The major hurdle to overcome when initiating a ketogenic diet, especially in animals, is the inconvenience. You will not find a ketogenic diet on the shelves of the pet food stores. Feeding a ketogenic diet requires very precise macronutrient calculations and is rather limited in ingredients used. If not formulated correctly, micronutrient deficiencies may occur. A state of ketosis will only occur if dietary carbohydrates (in addition to avoiding excess protein) are kept below a certain threshold. Even one lapse in the strict diet may prevent a state of ketosis from being achieved. Despite the limited room for error in the development of the ketogenic diet, it can be appropriately formulated to be nutritionally complete. Certain foods which contain medium train-triglycerides (MCT’s) are more ‘ketogenic’ than those that contain more long-chain triglycerides. Tropical oil, especially coconut oil, is particularly high in MCT. MCT’s are types of fatty acids containing 6–12 carbons. They include caproic acid (C6), caprylic acid (C8), capric or decanoic acid (C10) and lauric acid (C12). Because of the shorter chain length of the fatty acids, MCTs are rapidly broken down and absorbed into the body and unlike longer-chain fatty acids, MCTs go straight to the liver. There they can be used as an instant energy source or turned directly into ketones.

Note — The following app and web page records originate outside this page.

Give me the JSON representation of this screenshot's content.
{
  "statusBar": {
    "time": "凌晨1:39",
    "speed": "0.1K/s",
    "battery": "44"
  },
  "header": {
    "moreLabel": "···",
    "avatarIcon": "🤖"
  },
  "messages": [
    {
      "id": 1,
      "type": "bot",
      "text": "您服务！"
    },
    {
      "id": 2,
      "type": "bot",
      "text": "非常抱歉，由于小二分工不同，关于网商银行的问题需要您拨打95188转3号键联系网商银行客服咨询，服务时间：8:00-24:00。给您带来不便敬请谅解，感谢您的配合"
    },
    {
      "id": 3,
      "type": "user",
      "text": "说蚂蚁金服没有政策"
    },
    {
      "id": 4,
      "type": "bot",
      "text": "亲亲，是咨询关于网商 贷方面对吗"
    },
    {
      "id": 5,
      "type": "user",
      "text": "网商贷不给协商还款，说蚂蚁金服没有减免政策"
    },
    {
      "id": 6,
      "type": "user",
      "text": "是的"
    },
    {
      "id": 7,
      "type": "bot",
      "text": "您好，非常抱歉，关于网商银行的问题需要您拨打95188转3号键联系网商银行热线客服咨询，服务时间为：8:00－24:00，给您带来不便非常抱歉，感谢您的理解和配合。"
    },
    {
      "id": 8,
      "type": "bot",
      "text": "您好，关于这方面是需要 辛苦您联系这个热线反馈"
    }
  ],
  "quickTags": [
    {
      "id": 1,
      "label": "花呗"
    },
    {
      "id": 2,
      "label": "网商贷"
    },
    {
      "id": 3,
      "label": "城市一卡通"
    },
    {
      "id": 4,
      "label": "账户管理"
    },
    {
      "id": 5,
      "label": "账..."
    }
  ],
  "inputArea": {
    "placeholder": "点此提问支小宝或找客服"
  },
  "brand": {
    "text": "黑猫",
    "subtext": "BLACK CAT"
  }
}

A recent study randomly evaluated the use of a MCT diet in dogs with epilepsy and found a significant seizure reduction compared to the control group. This study was the essence for the development of the Purina Neurocare diet. However, in this authors opinion, a client may have better control of MCT / ketone levels by supplementing their own MCT oil to their dog’s diet. Another recent study proposed that there is a direct anti-seizure effect from the MCT decanoic acid (C10) by inhibition of the AMPA subunit on glutamate receptors in the brain. Glutamate is the major excitatory neurotransmitter in the brain which has a major role in the propagation of the seizure activity. The ketogenic diet can be used to supplement a patient’s medical regimen, especially if refractory. Blood ketones can be monitored with several handheld devices. A probable ideal range would be between 0.5-1 mMol/L.
While the most common therapeutic application of ketogenic diet is for seizures, many other disease states have shown benefit. The ketogenic diet may have a role in treating cancer. This line of thinking supports the ‘metabolic theory’ in that cancer is a result of broken cellular metabolism in the mitochondria. Because mitochondrial dysfunction is at the root of most neurodegenerative diseases their evidence that a ketogenic may improve neurologic function in human patients with amyotrophic lateral sclerosis (ALS), Alzheimer’s disease and Parkinson’s disease. Because of the very low carbohydrate content in a ketogenic diet, it would make sense this dietary strategy would be successful treating patients with Type II diabetes. As emerging evidence supports the use of treating chronic disease states with ketogenic diets, we will likely see growing use in the veterinary practice.
Submitted by: David Brewer DVM, DACVIM (Neurology)